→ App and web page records

=== Section Start ===

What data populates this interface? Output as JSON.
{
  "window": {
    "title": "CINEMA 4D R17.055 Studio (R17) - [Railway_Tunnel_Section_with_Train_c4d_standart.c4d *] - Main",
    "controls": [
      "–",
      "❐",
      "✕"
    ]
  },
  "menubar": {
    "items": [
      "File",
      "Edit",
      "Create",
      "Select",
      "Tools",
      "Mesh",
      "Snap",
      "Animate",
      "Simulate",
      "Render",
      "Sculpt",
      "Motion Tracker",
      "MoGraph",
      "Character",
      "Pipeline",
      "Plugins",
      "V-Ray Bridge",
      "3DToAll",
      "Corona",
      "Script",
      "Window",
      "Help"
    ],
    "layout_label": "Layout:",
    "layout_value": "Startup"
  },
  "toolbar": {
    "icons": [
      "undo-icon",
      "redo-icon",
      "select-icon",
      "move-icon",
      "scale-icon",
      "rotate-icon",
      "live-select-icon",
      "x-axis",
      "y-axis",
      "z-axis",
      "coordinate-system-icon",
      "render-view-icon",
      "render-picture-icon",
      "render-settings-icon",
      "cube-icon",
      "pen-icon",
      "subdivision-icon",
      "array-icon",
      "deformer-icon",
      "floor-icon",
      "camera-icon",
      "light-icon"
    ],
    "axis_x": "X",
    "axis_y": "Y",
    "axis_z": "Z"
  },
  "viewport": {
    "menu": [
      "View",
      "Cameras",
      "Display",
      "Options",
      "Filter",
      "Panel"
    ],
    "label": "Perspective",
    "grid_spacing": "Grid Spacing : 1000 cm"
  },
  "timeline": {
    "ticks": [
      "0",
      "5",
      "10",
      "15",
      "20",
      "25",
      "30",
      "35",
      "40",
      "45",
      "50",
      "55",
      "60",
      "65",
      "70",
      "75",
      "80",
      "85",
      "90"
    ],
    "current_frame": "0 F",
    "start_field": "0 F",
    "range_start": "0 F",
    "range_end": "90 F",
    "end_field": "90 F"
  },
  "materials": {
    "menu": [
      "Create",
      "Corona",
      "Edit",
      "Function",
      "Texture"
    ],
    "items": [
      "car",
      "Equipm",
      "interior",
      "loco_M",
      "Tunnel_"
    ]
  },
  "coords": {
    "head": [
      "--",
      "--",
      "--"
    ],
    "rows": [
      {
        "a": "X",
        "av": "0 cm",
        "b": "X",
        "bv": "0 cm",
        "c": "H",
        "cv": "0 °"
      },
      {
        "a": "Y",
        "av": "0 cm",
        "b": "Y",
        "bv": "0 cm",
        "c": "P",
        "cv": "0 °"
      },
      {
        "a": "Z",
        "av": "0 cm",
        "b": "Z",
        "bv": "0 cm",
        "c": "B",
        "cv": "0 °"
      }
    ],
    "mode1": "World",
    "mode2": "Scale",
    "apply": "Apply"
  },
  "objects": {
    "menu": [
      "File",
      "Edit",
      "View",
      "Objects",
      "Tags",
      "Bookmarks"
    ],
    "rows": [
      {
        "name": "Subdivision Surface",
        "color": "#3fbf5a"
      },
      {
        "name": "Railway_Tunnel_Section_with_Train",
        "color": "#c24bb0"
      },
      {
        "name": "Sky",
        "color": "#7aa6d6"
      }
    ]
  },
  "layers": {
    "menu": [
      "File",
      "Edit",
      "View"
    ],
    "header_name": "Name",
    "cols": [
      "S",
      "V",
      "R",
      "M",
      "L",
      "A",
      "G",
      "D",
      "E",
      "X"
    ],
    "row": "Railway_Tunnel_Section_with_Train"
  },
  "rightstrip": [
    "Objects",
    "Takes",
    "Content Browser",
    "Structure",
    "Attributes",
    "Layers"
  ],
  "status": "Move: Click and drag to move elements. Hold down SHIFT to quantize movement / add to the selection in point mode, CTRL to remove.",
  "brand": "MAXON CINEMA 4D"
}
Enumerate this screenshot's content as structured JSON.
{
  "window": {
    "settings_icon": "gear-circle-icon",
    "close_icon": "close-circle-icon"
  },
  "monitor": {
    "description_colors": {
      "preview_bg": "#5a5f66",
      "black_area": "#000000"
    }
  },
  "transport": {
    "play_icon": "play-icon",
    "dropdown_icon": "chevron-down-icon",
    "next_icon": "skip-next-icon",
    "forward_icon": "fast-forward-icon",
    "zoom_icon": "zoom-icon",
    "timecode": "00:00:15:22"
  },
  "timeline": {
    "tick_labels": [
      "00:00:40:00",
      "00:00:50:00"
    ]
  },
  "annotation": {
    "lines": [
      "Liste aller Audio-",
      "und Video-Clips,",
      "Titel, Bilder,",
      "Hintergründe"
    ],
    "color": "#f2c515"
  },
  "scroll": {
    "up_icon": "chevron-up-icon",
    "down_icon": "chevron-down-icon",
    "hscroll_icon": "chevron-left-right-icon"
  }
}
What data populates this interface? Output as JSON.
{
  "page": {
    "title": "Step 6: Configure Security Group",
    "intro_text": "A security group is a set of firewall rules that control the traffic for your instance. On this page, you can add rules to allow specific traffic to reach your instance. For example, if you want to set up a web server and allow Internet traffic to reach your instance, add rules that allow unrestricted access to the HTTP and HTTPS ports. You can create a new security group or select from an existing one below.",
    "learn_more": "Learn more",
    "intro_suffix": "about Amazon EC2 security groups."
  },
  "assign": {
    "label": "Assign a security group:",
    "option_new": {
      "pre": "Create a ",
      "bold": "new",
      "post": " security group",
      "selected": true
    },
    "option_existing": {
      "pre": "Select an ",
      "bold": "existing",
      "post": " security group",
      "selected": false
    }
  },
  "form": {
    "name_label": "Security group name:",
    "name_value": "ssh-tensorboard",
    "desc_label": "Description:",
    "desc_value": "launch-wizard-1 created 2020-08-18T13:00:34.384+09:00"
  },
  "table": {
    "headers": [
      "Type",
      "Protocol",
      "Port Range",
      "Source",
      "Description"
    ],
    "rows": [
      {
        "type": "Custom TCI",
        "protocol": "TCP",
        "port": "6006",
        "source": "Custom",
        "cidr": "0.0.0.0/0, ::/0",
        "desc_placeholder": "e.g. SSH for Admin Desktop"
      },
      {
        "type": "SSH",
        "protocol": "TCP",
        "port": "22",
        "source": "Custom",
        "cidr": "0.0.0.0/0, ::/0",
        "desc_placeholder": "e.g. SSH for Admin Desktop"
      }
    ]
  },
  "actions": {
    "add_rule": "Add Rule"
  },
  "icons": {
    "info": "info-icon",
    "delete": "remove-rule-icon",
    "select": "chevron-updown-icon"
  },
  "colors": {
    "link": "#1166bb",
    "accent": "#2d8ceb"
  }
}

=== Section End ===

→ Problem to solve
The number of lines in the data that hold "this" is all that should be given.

→ Exercise output
4